Budget Process and Rules
Legislation from Senators Jeff Sessions (R-AL) and Claire McCaskill (D-MO) to establish discretionary spending caps may get a third vote this week in the Senate after falling one vote short of the needed 60 votes last week. The bipartisan proposal seems to be gaining momentum after getting 56 votes in January during the debt ceiling increase debate.
Here's a good one for you: Using the House legislative calendar as a guide, as of March 10, Congress will have 16 legislative days to enact a budget resolution to meet its April 15 statutory deadline. Sixteen days? Congress can't even name a Post Office after someone in 16 days. Under the Budget Act of 1974 and its later amendments, Congress is required to complete work on the resolution by that date; if the House and Senate fail to meet the deadline, appropriators are allowed to begin work on their annual spending bills on May 15.
UPDATE: The Coburn amendment was agreed to on a 100-0 vote.

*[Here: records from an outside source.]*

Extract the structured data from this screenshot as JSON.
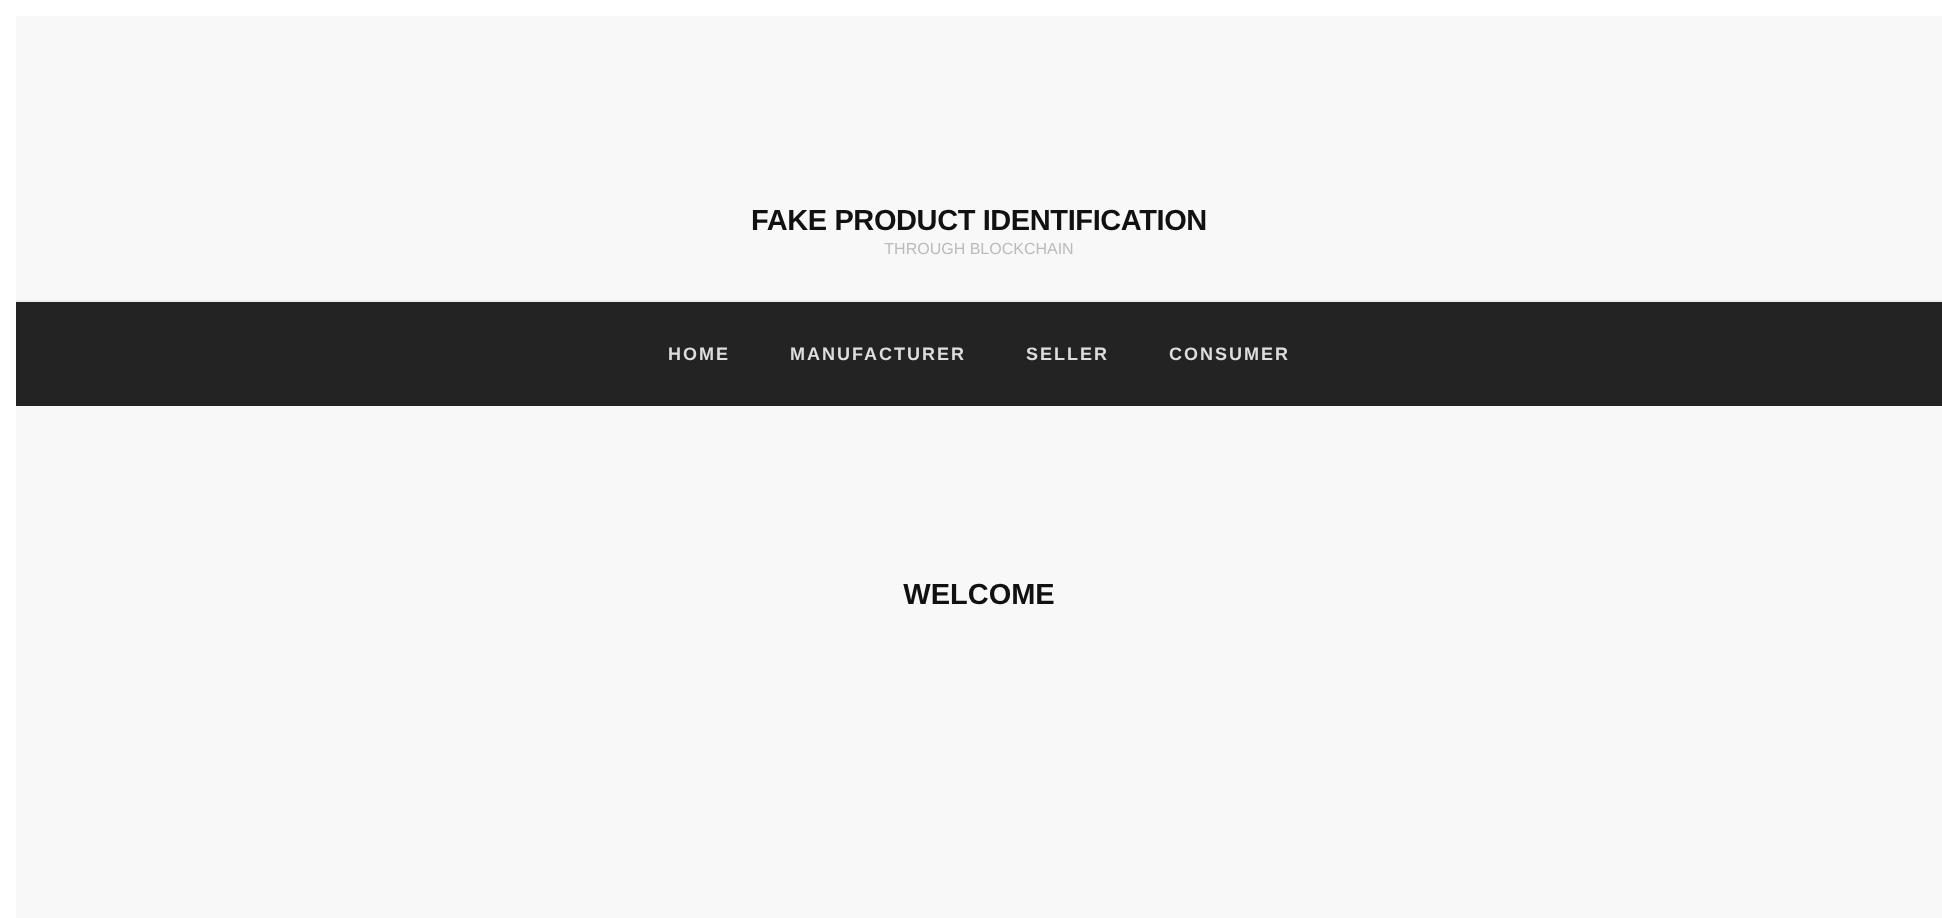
{
  "header": {
    "title": "FAKE PRODUCT IDENTIFICATION",
    "subtitle": "THROUGH BLOCKCHAIN"
  },
  "nav": [
    "HOME",
    "MANUFACTURER",
    "SELLER",
    "CONSUMER"
  ],
  "main": {
    "heading": "WELCOME"
  }
}
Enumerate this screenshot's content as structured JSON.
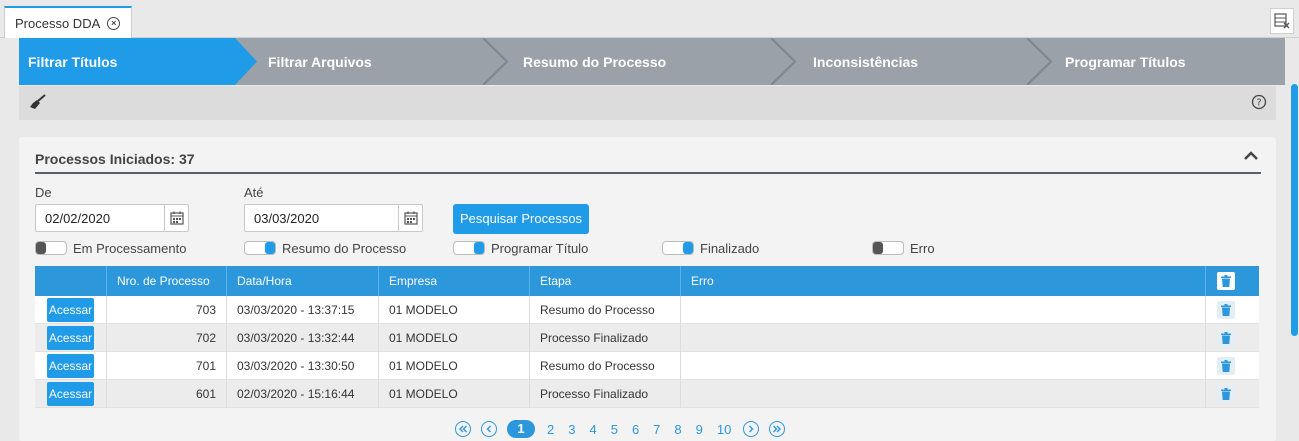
{
  "tab": {
    "label": "Processo DDA"
  },
  "wizard": {
    "steps": [
      {
        "label": "Filtrar Títulos",
        "active": true
      },
      {
        "label": "Filtrar Arquivos",
        "active": false
      },
      {
        "label": "Resumo do Processo",
        "active": false
      },
      {
        "label": "Inconsistências",
        "active": false
      },
      {
        "label": "Programar Títulos",
        "active": false
      }
    ]
  },
  "toolbar": {
    "clear_icon": "broom-icon",
    "help_icon": "help-icon"
  },
  "panel": {
    "title": "Processos Iniciados: 37",
    "from_label": "De",
    "from_value": "02/02/2020",
    "to_label": "Até",
    "to_value": "03/03/2020",
    "search_button": "Pesquisar Processos",
    "filters": [
      {
        "label": "Em Processamento",
        "on": false,
        "color": "#555555"
      },
      {
        "label": "Resumo do Processo",
        "on": true,
        "color": "#1f9be8"
      },
      {
        "label": "Programar Título",
        "on": true,
        "color": "#1f9be8"
      },
      {
        "label": "Finalizado",
        "on": true,
        "color": "#1f9be8"
      },
      {
        "label": "Erro",
        "on": false,
        "color": "#555555"
      }
    ]
  },
  "table": {
    "columns": [
      "",
      "Nro. de Processo",
      "Data/Hora",
      "Empresa",
      "Etapa",
      "Erro"
    ],
    "action_label": "Acessar",
    "rows": [
      {
        "nro": "703",
        "datahora": "03/03/2020 - 13:37:15",
        "empresa": "01 MODELO",
        "etapa": "Resumo do Processo",
        "erro": ""
      },
      {
        "nro": "702",
        "datahora": "03/03/2020 - 13:32:44",
        "empresa": "01 MODELO",
        "etapa": "Processo Finalizado",
        "erro": ""
      },
      {
        "nro": "701",
        "datahora": "03/03/2020 - 13:30:50",
        "empresa": "01 MODELO",
        "etapa": "Resumo do Processo",
        "erro": ""
      },
      {
        "nro": "601",
        "datahora": "02/03/2020 - 15:16:44",
        "empresa": "01 MODELO",
        "etapa": "Processo Finalizado",
        "erro": ""
      }
    ]
  },
  "pager": {
    "pages": [
      "1",
      "2",
      "3",
      "4",
      "5",
      "6",
      "7",
      "8",
      "9",
      "10"
    ],
    "current": "1"
  },
  "colors": {
    "accent": "#1f9be8",
    "wizard_inactive": "#9aa1a8",
    "header": "#2d97dc"
  }
}
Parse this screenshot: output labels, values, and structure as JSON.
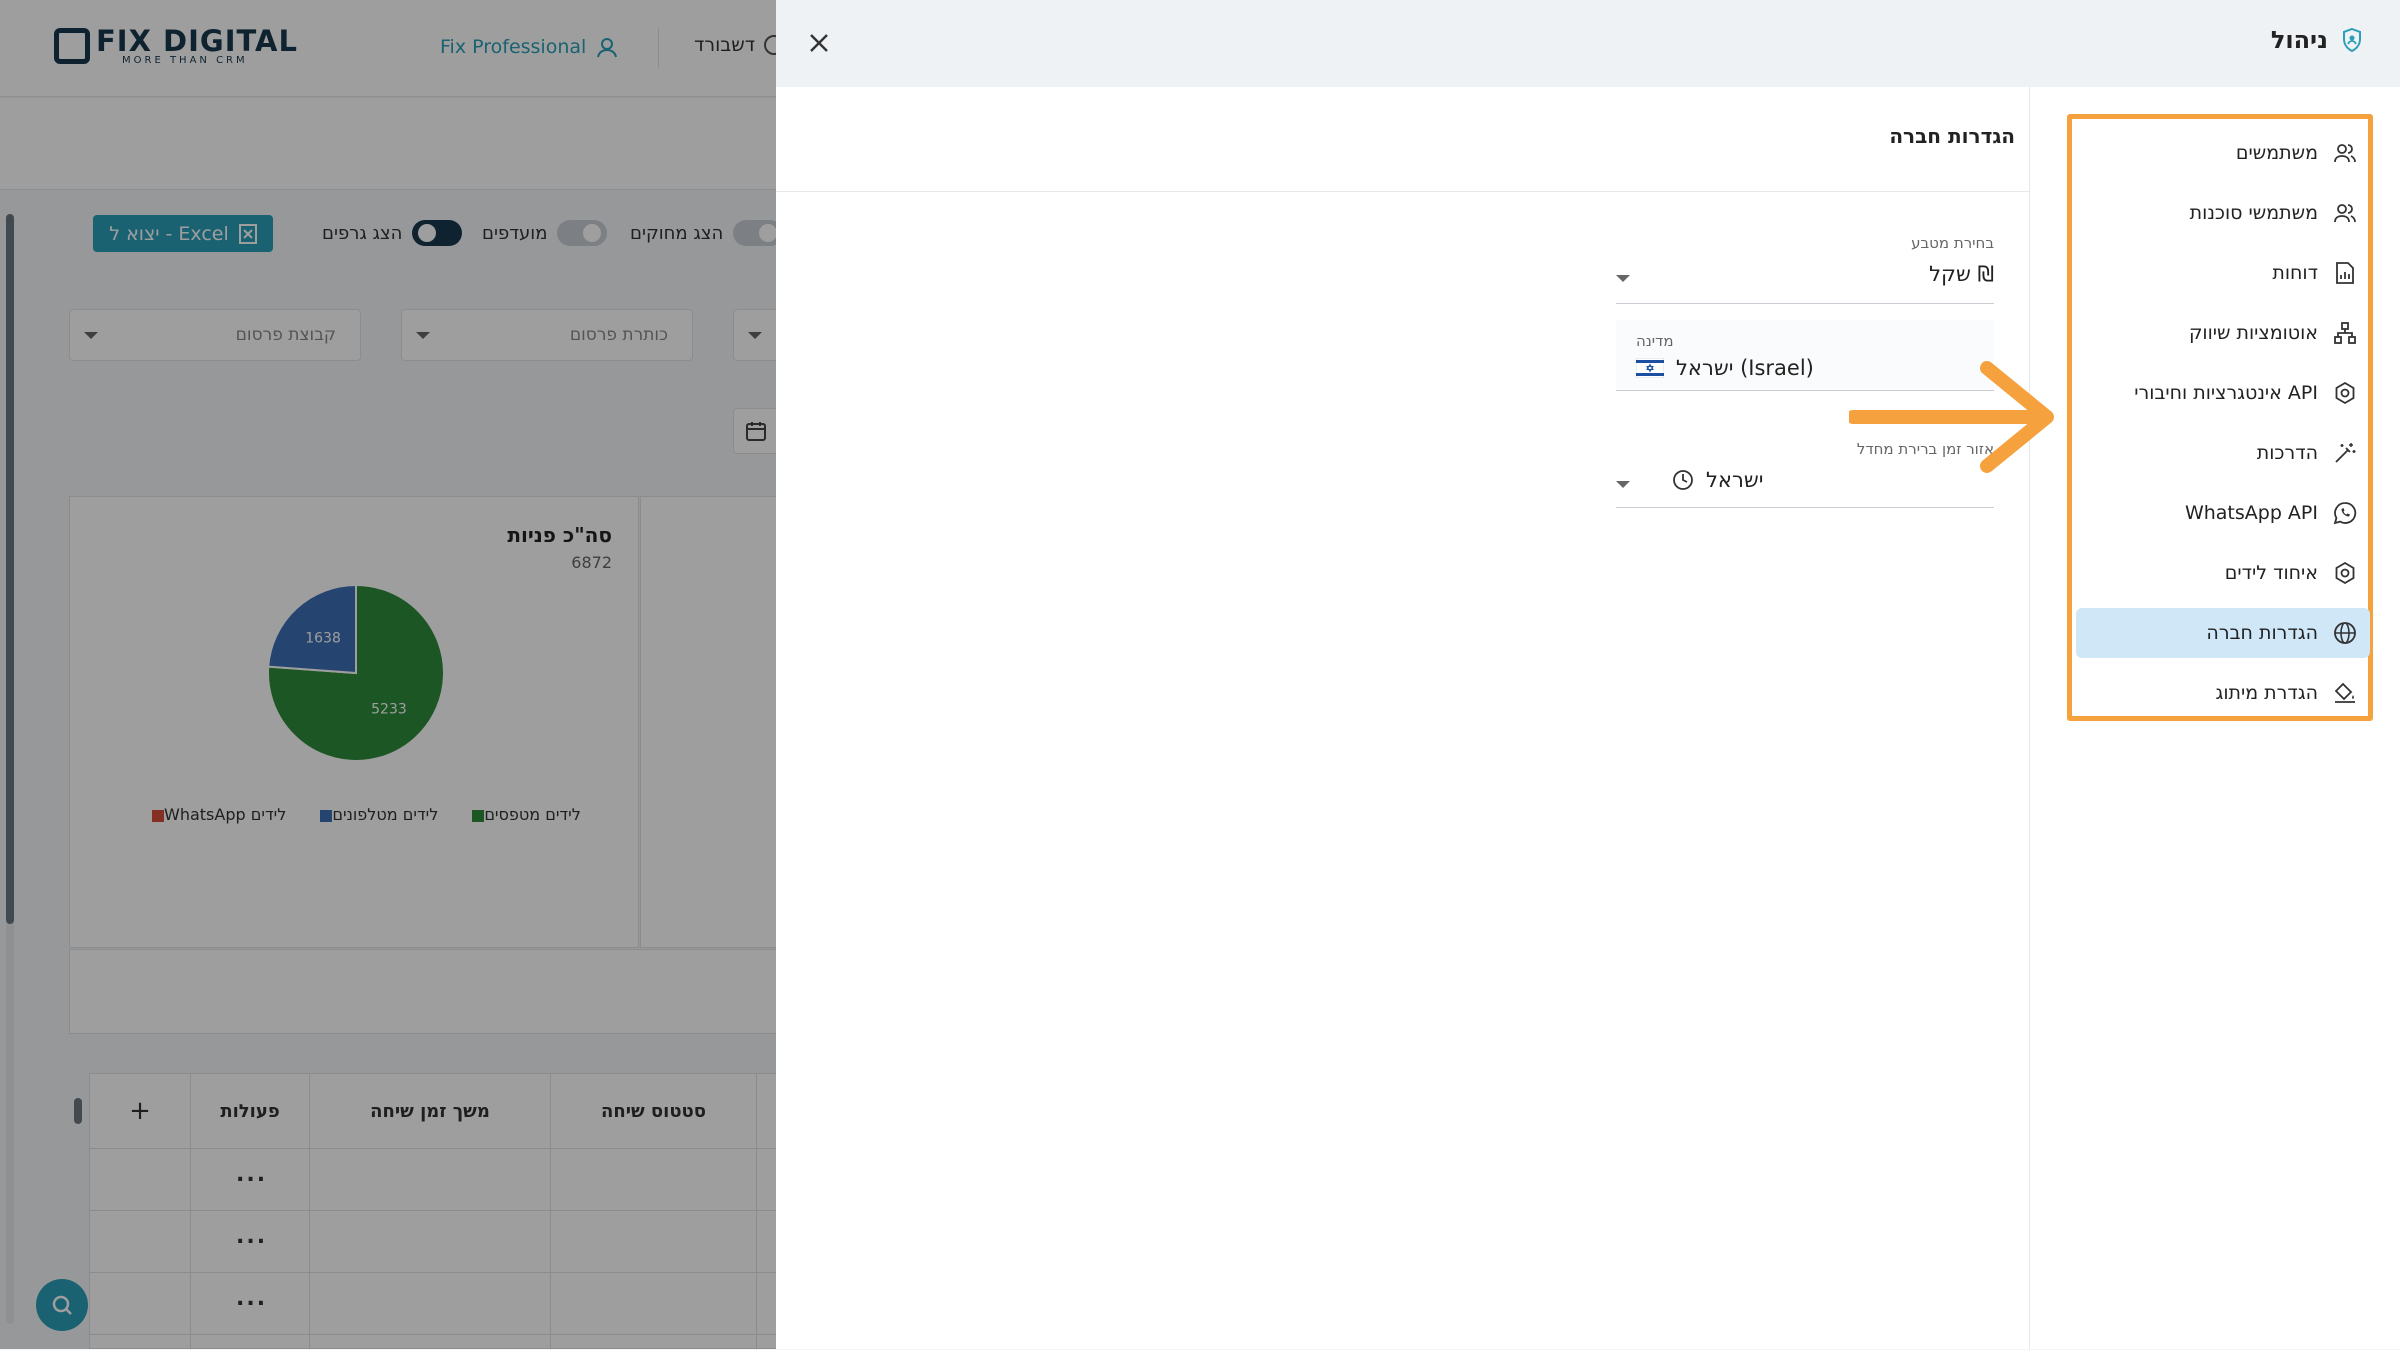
{
  "background": {
    "logo": {
      "main": "FIX DIGITAL",
      "sub": "MORE THAN CRM"
    },
    "top_links": {
      "professional": "Fix Professional",
      "dashboard": "דשבורד"
    },
    "export_button": "יצוא ל - Excel",
    "toggles": [
      {
        "label": "הצג גרפים",
        "on": true
      },
      {
        "label": "מועדפים",
        "on": false
      },
      {
        "label": "הצג מחוקים",
        "on": false
      }
    ],
    "filters": {
      "campaign_group": "קבוצת פרסום",
      "campaign_title": "כותרת פרסום"
    },
    "card": {
      "title": "סה\"כ פניות",
      "total": "6872",
      "legend": [
        "לידים מטפסים",
        "לידים מטלפונים",
        "WhatsApp לידים"
      ],
      "legend_colors": [
        "#2e8b3a",
        "#3c6fb4",
        "#d64b3a"
      ]
    },
    "table": {
      "headers": {
        "status": "סטטוס שיחה",
        "duration": "משך זמן שיחה",
        "actions": "פעולות",
        "add": "+"
      },
      "row_action": "..."
    }
  },
  "chart_data": {
    "type": "pie",
    "title": "סה\"כ פניות",
    "total": 6872,
    "categories": [
      "לידים מטפסים",
      "לידים מטלפונים",
      "WhatsApp לידים"
    ],
    "values": [
      5233,
      1638,
      0
    ],
    "labels": [
      "5233",
      "1638",
      ""
    ],
    "colors": [
      "#2e8b3a",
      "#3c6fb4",
      "#d64b3a"
    ]
  },
  "drawer": {
    "title": "ניהול",
    "close_label": "×",
    "nav_items": [
      {
        "label": "משתמשים",
        "icon": "users-icon",
        "active": false
      },
      {
        "label": "משתמשי סוכנות",
        "icon": "agency-users-icon",
        "active": false
      },
      {
        "label": "דוחות",
        "icon": "reports-icon",
        "active": false
      },
      {
        "label": "אוטומציות שיווק",
        "icon": "automation-icon",
        "active": false
      },
      {
        "label": "אינטגרציות וחיבורי API",
        "icon": "integration-gear-icon",
        "active": false
      },
      {
        "label": "הדרכות",
        "icon": "magic-wand-icon",
        "active": false
      },
      {
        "label": "WhatsApp API",
        "icon": "whatsapp-icon",
        "active": false
      },
      {
        "label": "איחוד לידים",
        "icon": "merge-gear-icon",
        "active": false
      },
      {
        "label": "הגדרות חברה",
        "icon": "globe-icon",
        "active": true
      },
      {
        "label": "הגדרת מיתוג",
        "icon": "paint-bucket-icon",
        "active": false
      }
    ],
    "section_title": "הגדרות חברה",
    "currency": {
      "label": "בחירת מטבע",
      "value": "שקל ₪"
    },
    "country": {
      "label": "מדינה",
      "value": "ישראל (Israel)"
    },
    "timezone": {
      "label": "אזור זמן ברירת מחדל",
      "value": "ישראל"
    }
  },
  "colors": {
    "accent": "#2a9fb8",
    "brand_dark": "#17384e",
    "highlight_box": "#f5a13d",
    "active_nav": "#cfe7f6"
  }
}
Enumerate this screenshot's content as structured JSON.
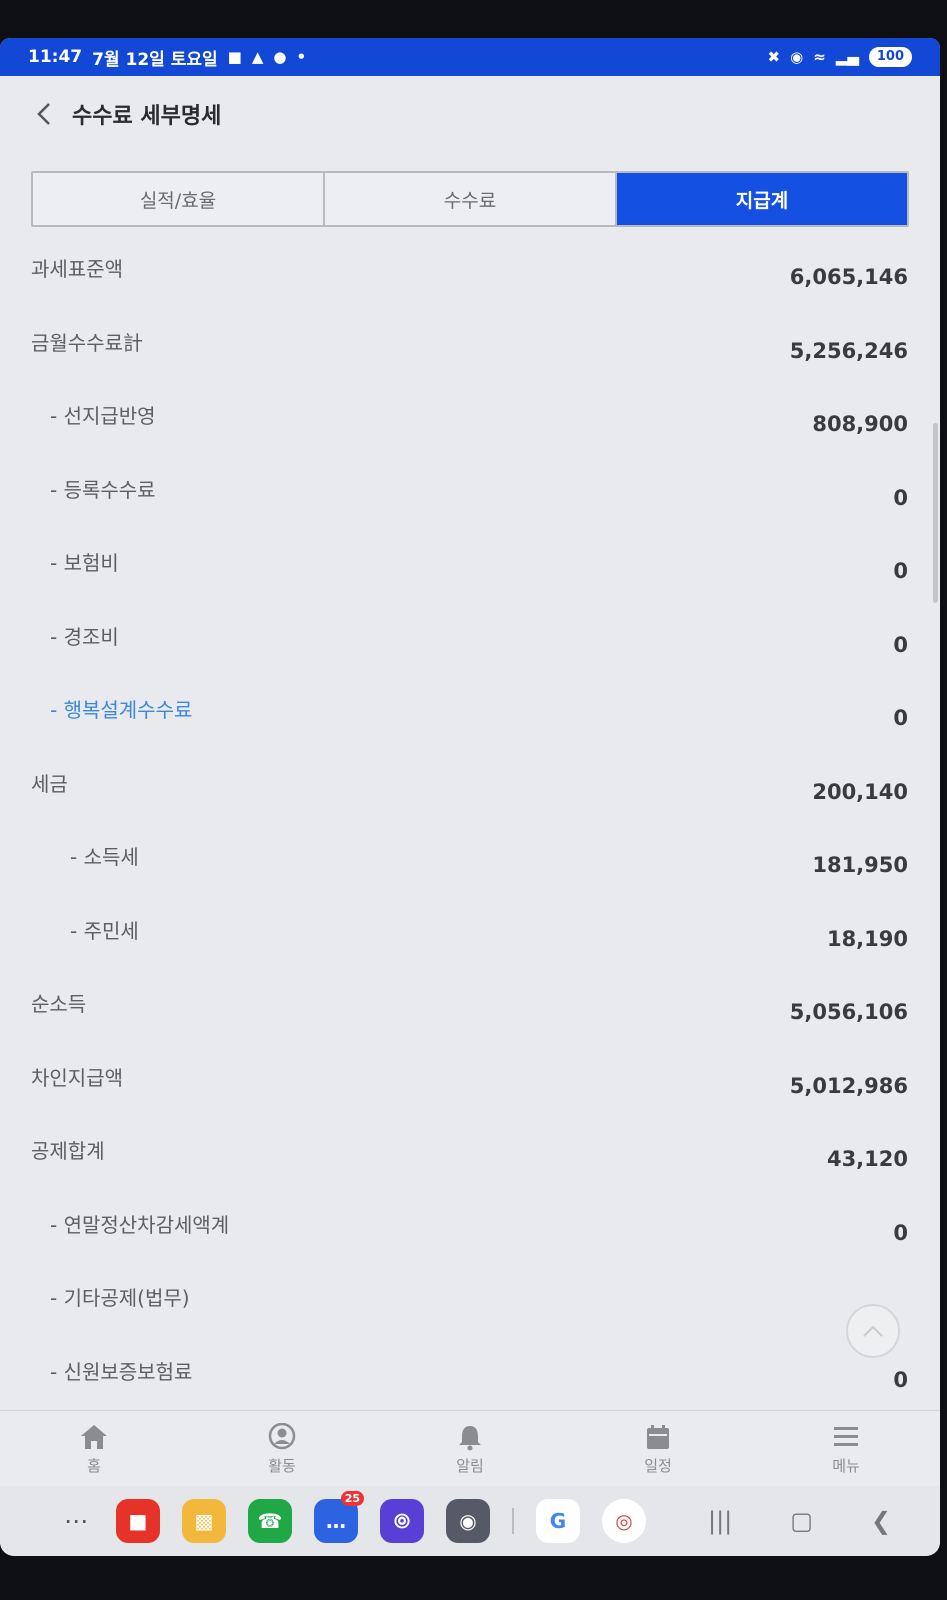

The Senate today will consider a proposal from Senator Tom Coburn (R-OK) to post information on spending approved by the chamber. Amendment # 3358 to the tax extenders bill (H.R. 4213) will require the Secretary of the Senate to post on the Senate website information on:
Temporary Tax Extensions Avoid “The Hurt Locker” – The Senate passed H.R. 4691, a 30-day extension of several expired tax breaks and unemployment and health-care benefits, last week after reaching a deal with Senator Jim Bunning (R-KY). He had blocked the vote because the $10 billion measure was not paid for. Under the deal the Senate considered a Bunning amendment to offset the cost; the proposal was voted down.
Here are the highlights from this weekend’s editorials on fiscal and budget policy:
The New York Times called on Congress to do more to create jobs. They criticized Congress for not being able to pass "a puny bill that is expected to create, at most, a few hu ndred thousand jobs this year. The Times suggested making another round of fiscal aid to the states to prevent counterproductive fiscal tightening.
In last week's backgrounder blog post on budget reconciliation, we said that the process has been used 22 times in the past, with the President having vetoed three of the bills. That leaves 19 bills that have become law through this special process since 1980. In the graph below, we show the net effect on the deficit of all these bills over the years defined by that year's budget resolution rules.
Unable to pass health care reform using “regular order,” Congressional Democrats now are turning to much-misunderstood process known as “budget reconciliation” to enact the measure. They'll still have to do legislative back flips to get the job done, but the process gives Democrats two major advantages: In the Senate, debate is limited to 20 hours--in other words, no filibusters allowed--and it can pass the Senate with 51 votes, rather than the 60 that much legislation has been required to overcome the filibuster threat.
The Senate has just voted to not waive a Budget Act point of order raised against the Sessions-McCaskill amendment (#3337) to the Senate jobs bill. The amendment would institute discretionary spending caps. The vote was 59-41. Sixty votes were needed to waive the point of order. If the point of order were waived, the Senate would have proceeded to voting on approving the amendment. CRFB supports spending caps.
Given the present economic and political climate, many are eying Constitutional changes to help improve the budget situation.
In yesterday’s Wall Street Journal, Representatives Jeb Hensarling (R-TX) and Mike Pence (R-IN) proposed a Spending Limit Amendment to the Constitution. The amendment would limit federal spending to one-fifth of the economy. The limit could only be waived by a two-thirds vote in Congress or a declaration of war.
Highway to Nowhere – Sen. Jim Bunning (R-KY) has blocked a vote on temporarily extending unemployment and COBRA benefits, the Medicare “doc fix” as well as some surface transportation programs funded through the Highway Trust Fund because the $10 billion cost is not offset. He wants unused economic stimulus funds to cover the cost. The Department of Transportation has furloughed 2,000 workers in response.